Between January 1995 and September 1996, we somehow managed to average one show a month. Sometimes we’d crash shows and jump on a band’s equipment for a song or two. I’m sure that was a big part of why the Gilman staff hated us and eventually passed a “no jump-on bands” rule. But we were enthusiastic teenagers who had also seen similar bands like the Unhappy do the same thing. We managed to play with most of the good local bands that we liked at the time. Cyco Mike from Oppressed Logic and John Mendiola from Subincision threw a few shows our way. One seminal show was a party at the Vomitorium, Subincision’s old house on Rose Street in North Berkeley. It was the summer of 1995, and the PC/anti-PC war was starting to heat up. But the warring factions came together for a few hours and got drunk to Oppressed Logic, Subincision, and Blackfork.

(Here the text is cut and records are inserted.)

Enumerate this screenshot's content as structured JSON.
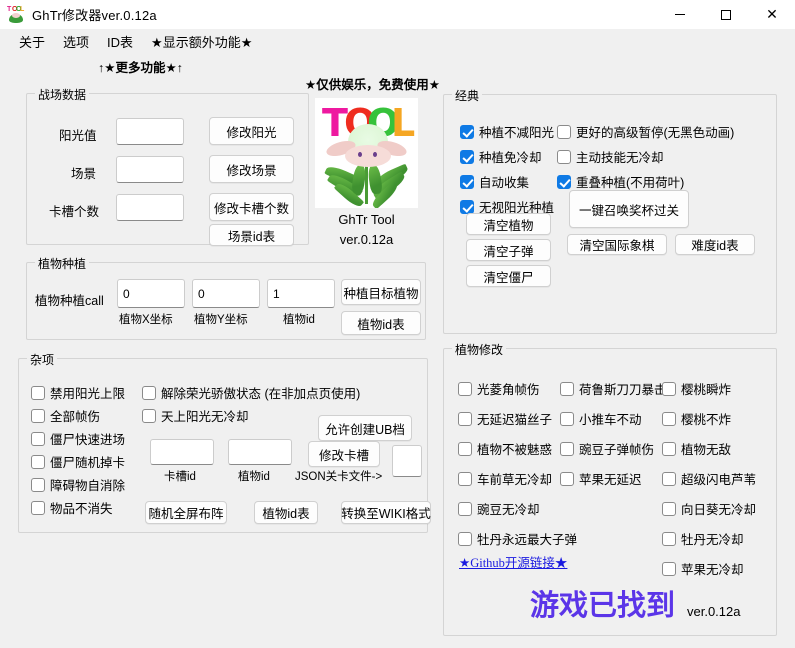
{
  "window": {
    "title": "GhTr修改器ver.0.12a",
    "icon": "tool-plant-icon",
    "controls": {
      "minimize": "−",
      "maximize": "□",
      "close": "✕"
    }
  },
  "menu": {
    "items": [
      {
        "label": "关于",
        "name": "menu-about"
      },
      {
        "label": "选项",
        "name": "menu-options"
      },
      {
        "label": "ID表",
        "name": "menu-id-table"
      },
      {
        "label": "★显示额外功能★",
        "name": "menu-extra-features"
      }
    ]
  },
  "banners": {
    "more_functions": "↑★更多功能★↑",
    "entertainment_only": "★仅供娱乐，免费使用★"
  },
  "battlefield": {
    "title": "战场数据",
    "rows": [
      {
        "label": "阳光值",
        "value": "",
        "button": "修改阳光"
      },
      {
        "label": "场景",
        "value": "",
        "button": "修改场景"
      },
      {
        "label": "卡槽个数",
        "value": "",
        "button": "修改卡槽个数"
      }
    ],
    "scene_id_table_button": "场景id表"
  },
  "logo": {
    "letters": [
      "T",
      "O",
      "O",
      "L"
    ],
    "caption_line1": "GhTr Tool",
    "caption_line2": "ver.0.12a"
  },
  "planting": {
    "title": "植物种植",
    "call_label": "植物种植call",
    "fields": [
      {
        "value": "0",
        "caption": "植物X坐标"
      },
      {
        "value": "0",
        "caption": "植物Y坐标"
      },
      {
        "value": "1",
        "caption": "植物id"
      }
    ],
    "plant_target_button": "种植目标植物",
    "plant_id_table_button": "植物id表"
  },
  "misc": {
    "title": "杂项",
    "left_checks": [
      {
        "label": "禁用阳光上限",
        "checked": false
      },
      {
        "label": "全部帧伤",
        "checked": false
      },
      {
        "label": "僵尸快速进场",
        "checked": false
      },
      {
        "label": "僵尸随机掉卡",
        "checked": false
      },
      {
        "label": "障碍物自消除",
        "checked": false
      },
      {
        "label": "物品不消失",
        "checked": false
      }
    ],
    "right_checks": [
      {
        "label": "解除荣光骄傲状态 (在非加点页使用)",
        "checked": false
      },
      {
        "label": "天上阳光无冷却",
        "checked": false
      }
    ],
    "allow_ub_button": "允许创建UB档",
    "slot_id_value": "",
    "slot_id_caption": "卡槽id",
    "plant_id_value": "",
    "plant_id_caption": "植物id",
    "json_level_caption": "JSON关卡文件->",
    "json_path_value": "",
    "modify_slot_button": "修改卡槽",
    "buttons": [
      "随机全屏布阵",
      "植物id表",
      "转换至WIKI格式"
    ]
  },
  "classic": {
    "title": "经典",
    "left_checks": [
      {
        "label": "种植不减阳光",
        "checked": true
      },
      {
        "label": "种植免冷却",
        "checked": true
      },
      {
        "label": "自动收集",
        "checked": true
      },
      {
        "label": "无视阳光种植",
        "checked": true
      }
    ],
    "right_checks": [
      {
        "label": "更好的高级暂停(无黑色动画)",
        "checked": false
      },
      {
        "label": "主动技能无冷却",
        "checked": false
      },
      {
        "label": "重叠种植(不用荷叶)",
        "checked": true
      }
    ],
    "clear_buttons": [
      "清空植物",
      "清空子弹",
      "清空僵尸"
    ],
    "trophy_button": "一键召唤奖杯过关",
    "chess_button": "清空国际象棋",
    "difficulty_button": "难度id表"
  },
  "plant_modify": {
    "title": "植物修改",
    "col1": [
      {
        "label": "光菱角帧伤",
        "checked": false
      },
      {
        "label": "无延迟猫丝子",
        "checked": false
      },
      {
        "label": "植物不被魅惑",
        "checked": false
      },
      {
        "label": "车前草无冷却",
        "checked": false
      },
      {
        "label": "豌豆无冷却",
        "checked": false
      },
      {
        "label": "牡丹永远最大子弹",
        "checked": false
      }
    ],
    "col2": [
      {
        "label": "荷鲁斯刀刀暴击",
        "checked": false
      },
      {
        "label": "小推车不动",
        "checked": false
      },
      {
        "label": "豌豆子弹帧伤",
        "checked": false
      },
      {
        "label": "苹果无延迟",
        "checked": false
      }
    ],
    "col3": [
      {
        "label": "樱桃瞬炸",
        "checked": false
      },
      {
        "label": "樱桃不炸",
        "checked": false
      },
      {
        "label": "植物无敌",
        "checked": false
      },
      {
        "label": "超级闪电芦苇",
        "checked": false
      },
      {
        "label": "向日葵无冷却",
        "checked": false
      },
      {
        "label": "牡丹无冷却",
        "checked": false
      },
      {
        "label": "苹果无冷却",
        "checked": false
      }
    ],
    "github_link": "★Github开源链接★",
    "status": "游戏已找到",
    "version": "ver.0.12a"
  },
  "colors": {
    "accent_checked": "#0f7ae5",
    "status_text": "#5b35e8",
    "link": "#1a1ae0"
  }
}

Eldopa and Skaven played one of their first shows that afternoon, and we opened.

There was also a ridiculous show at Epicenter where the place essentially got trashed. Although nobody pulled a sprinkler pipe out of the ceiling, there was a grocery bag full of Taco Bell sauce packets emptied into the crowd. Bands were attacked by drunken audience members and the PA was nearly destroyed. Self-inflicted bloodshed and nudity. A couple even began having sex onstage during Subincision’s set later on. The freight elevator got broken at the end of the night. Needless to say, the Epicenter volunteers were NOT pleased. I thought that was how all shows were. Then again, most shows were sort of like that at the time. People would get drunk and lip off to each other. A huge fight would break out, sometimes resembling an atmosphere akin to that of a riot. The venue would get destroyed. Bands would manage to play somewhere in the middle of this mess. Most of the time.

It was both fun and frustrating, and the events that transpired during that year and a half (give or take) had a lot to do with me getting more involved and taking a more proactive role in making shows happen. For better or worse. A lot of other people were fueled by the lack of support and organization taking place some fifteen years ago and started doing what they could to improve things too. Despite our (deserved) status as a forgotten band from that time, the Young & the Useless is a part of that story.

Do something useful for a change.


JEN said...

Aaahh! I was at both of those shows! I had forgotten about the Rose street one. The Epicenter show was a class, of course. I don't think the place was even around much longer after that one. De-fuckin'-stroyed! Good times.

The Evil Eye said...

I forgot to mention that when we accidentally fucked up the freight elevator, that prompted a volley of "fuck you, East Bay" comments from the Epicenter staff. The East Bay Invasion of Epicenter, never forget.

Epicenter forged on for another year before the fateful Gauze/Assfort/His Hero is Gone gig where some guy (supposedly tattoo artist Chronic Joe) pulled a sprinkler pipe out of the ceiling. The store wasn't the same after that and folded shortly thereafter. Our show destroyed the place in a way that was funny and could be cleaned up quickly (well, the freight elevator is another story...), although I'm sure the place reeked of hot sauce for the next couple of weeks.

Nicholas Bergin said...

Jake! Another great post! I'm really enjoying what you've been writing and the music you've been posting. Keep it up!

The Evil Eye said...

Thanks, Nick!

Jesse Luscious said...

I remember that show- the crusties fucking next to Marshall's drumset while he played has scarred me for life!